Why do you want to use those ingredients? I ask because coconut oil is not a good oil from which to make a whipped anhydrous (non-water containing_ butter as it melts at slightly above room temperature. (I suspect that's why you want to ues the beeswax.) If you want to try this as a body butter, you can start with 10% beeswax and 90% coconut oil and see if it gives you the texture and consistency you want. If not, then try with 20% beeswax. Then 25% or 30%. And so on. You will have to do some testing of this in places that might be slightly warmer, like your kitchen or bathroom after a shower, to see if it holds up in the heat before putting it in your purse or in an overnight bag!
Here's the thing - you won't get something that is less oily because coconut oil is oily and it makes up the majority of the product. The skin feel of a product is dependent upon its ingredients, and when you use an oil as the main ingredient that oil's skin feel will likely be the skin feel of the product. If I use shea butter as the main ingredient in a whipped butter, I'll have a greasier feeling product than if I used mango butter as the main ingredient. Beeswax will help make a product stiffer, but it won't make it feel less greasy.

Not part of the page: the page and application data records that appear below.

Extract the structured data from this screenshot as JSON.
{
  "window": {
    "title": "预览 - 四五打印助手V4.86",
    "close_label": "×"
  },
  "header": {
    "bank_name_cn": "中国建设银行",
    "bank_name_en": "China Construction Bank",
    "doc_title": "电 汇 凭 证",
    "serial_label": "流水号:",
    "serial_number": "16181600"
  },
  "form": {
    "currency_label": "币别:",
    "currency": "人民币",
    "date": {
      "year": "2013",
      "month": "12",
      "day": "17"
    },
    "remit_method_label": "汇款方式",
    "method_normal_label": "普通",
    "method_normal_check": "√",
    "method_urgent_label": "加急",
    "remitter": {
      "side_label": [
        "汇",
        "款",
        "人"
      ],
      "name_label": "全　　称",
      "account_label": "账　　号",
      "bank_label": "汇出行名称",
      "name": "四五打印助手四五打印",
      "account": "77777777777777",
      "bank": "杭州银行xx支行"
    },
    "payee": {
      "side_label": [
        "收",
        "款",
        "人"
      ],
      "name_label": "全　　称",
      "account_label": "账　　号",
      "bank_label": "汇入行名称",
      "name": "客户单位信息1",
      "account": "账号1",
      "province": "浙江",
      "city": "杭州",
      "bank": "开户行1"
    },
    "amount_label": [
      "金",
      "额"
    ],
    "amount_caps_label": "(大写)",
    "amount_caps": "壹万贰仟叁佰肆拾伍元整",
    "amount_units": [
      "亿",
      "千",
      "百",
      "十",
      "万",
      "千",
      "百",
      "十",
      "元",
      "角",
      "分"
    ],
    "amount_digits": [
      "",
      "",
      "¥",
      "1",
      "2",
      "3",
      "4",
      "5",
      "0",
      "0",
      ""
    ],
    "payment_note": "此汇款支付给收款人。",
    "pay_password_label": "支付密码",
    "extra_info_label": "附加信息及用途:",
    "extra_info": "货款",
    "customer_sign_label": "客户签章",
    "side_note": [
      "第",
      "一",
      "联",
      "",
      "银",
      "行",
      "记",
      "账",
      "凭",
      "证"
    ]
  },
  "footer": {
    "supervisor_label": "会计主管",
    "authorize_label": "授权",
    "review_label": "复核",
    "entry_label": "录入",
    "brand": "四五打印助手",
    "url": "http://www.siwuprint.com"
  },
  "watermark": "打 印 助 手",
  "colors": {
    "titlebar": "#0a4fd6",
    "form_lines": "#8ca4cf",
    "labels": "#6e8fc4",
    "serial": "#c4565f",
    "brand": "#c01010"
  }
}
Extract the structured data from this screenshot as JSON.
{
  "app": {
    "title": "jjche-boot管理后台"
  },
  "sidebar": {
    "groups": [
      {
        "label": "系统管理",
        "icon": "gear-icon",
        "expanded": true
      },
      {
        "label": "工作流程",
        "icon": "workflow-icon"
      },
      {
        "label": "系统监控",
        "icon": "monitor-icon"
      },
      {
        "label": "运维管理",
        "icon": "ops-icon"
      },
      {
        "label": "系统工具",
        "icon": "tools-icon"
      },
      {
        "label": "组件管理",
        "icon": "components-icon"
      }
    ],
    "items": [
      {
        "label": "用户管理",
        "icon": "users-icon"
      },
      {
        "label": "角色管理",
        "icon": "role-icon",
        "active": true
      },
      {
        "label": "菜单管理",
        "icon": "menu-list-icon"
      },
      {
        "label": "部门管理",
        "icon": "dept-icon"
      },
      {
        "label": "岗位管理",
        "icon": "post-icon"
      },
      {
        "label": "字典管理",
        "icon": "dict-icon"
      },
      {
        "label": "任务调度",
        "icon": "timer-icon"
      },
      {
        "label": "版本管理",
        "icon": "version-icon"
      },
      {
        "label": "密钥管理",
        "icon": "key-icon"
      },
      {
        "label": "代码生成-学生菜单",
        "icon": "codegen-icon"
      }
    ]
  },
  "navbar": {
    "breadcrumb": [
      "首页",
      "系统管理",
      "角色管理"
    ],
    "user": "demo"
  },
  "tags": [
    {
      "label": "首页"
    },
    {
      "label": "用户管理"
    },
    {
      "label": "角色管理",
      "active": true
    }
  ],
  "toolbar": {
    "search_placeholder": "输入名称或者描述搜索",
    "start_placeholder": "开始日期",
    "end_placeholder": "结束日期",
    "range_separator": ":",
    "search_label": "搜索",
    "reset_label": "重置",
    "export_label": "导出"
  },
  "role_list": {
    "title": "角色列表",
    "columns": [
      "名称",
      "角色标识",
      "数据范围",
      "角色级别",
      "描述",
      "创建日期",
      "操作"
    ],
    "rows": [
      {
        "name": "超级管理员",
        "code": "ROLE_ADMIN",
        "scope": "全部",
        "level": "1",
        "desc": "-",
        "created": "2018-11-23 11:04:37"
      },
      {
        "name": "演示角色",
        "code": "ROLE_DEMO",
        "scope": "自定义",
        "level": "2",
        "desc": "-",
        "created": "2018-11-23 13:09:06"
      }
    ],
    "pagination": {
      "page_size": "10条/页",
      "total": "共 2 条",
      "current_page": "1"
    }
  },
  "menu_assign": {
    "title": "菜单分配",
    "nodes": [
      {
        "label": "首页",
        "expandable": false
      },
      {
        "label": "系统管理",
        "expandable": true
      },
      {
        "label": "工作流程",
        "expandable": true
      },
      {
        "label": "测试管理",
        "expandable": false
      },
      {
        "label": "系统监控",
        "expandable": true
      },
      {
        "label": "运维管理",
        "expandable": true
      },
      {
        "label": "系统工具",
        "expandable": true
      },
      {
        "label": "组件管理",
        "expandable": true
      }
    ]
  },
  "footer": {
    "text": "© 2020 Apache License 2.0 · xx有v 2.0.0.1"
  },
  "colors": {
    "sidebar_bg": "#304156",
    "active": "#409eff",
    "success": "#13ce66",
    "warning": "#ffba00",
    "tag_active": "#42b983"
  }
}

mango butter, shea butter, cocoa butter or another one of these exotic butters at something like 20% to 35% and see how it works out for you. The butter should stiffen the coconut oil enough to be thicker. That's what I did with this babaussu whipped butter - which has melting points very much like coconut oil - and it was awesome!
Coconut oil? Coconut oil!
A quick note about coconut oil and warm temperatures
Gels (revised for 2013), Lisa asks: I found Sodium Carbomer - Preneutralized Carbomer at Lotioncrafter. If I'm reading it right, I shouldn't have to use a lye solution or triethanolamine? Am I correct? If so, any idea what the basic recipe would be then? I'm so bad at math. Thanks in advance if you can help.
Yes, this is a pre-neutralized carbomer, meaning it comes to you in a gelled format that you would add to other ingredients to make gelled products!
It depends upon the thickness of the gel, but you would just add other ingredients to it and mix. You can see a number of these recipes in the one ingredient, five products: gel series that I've been writing this week. (Go to that post and hit "newer post" to see the next post!) Or check out these other posts on using gels in our products!
Join me tomorrow for more fun formulating!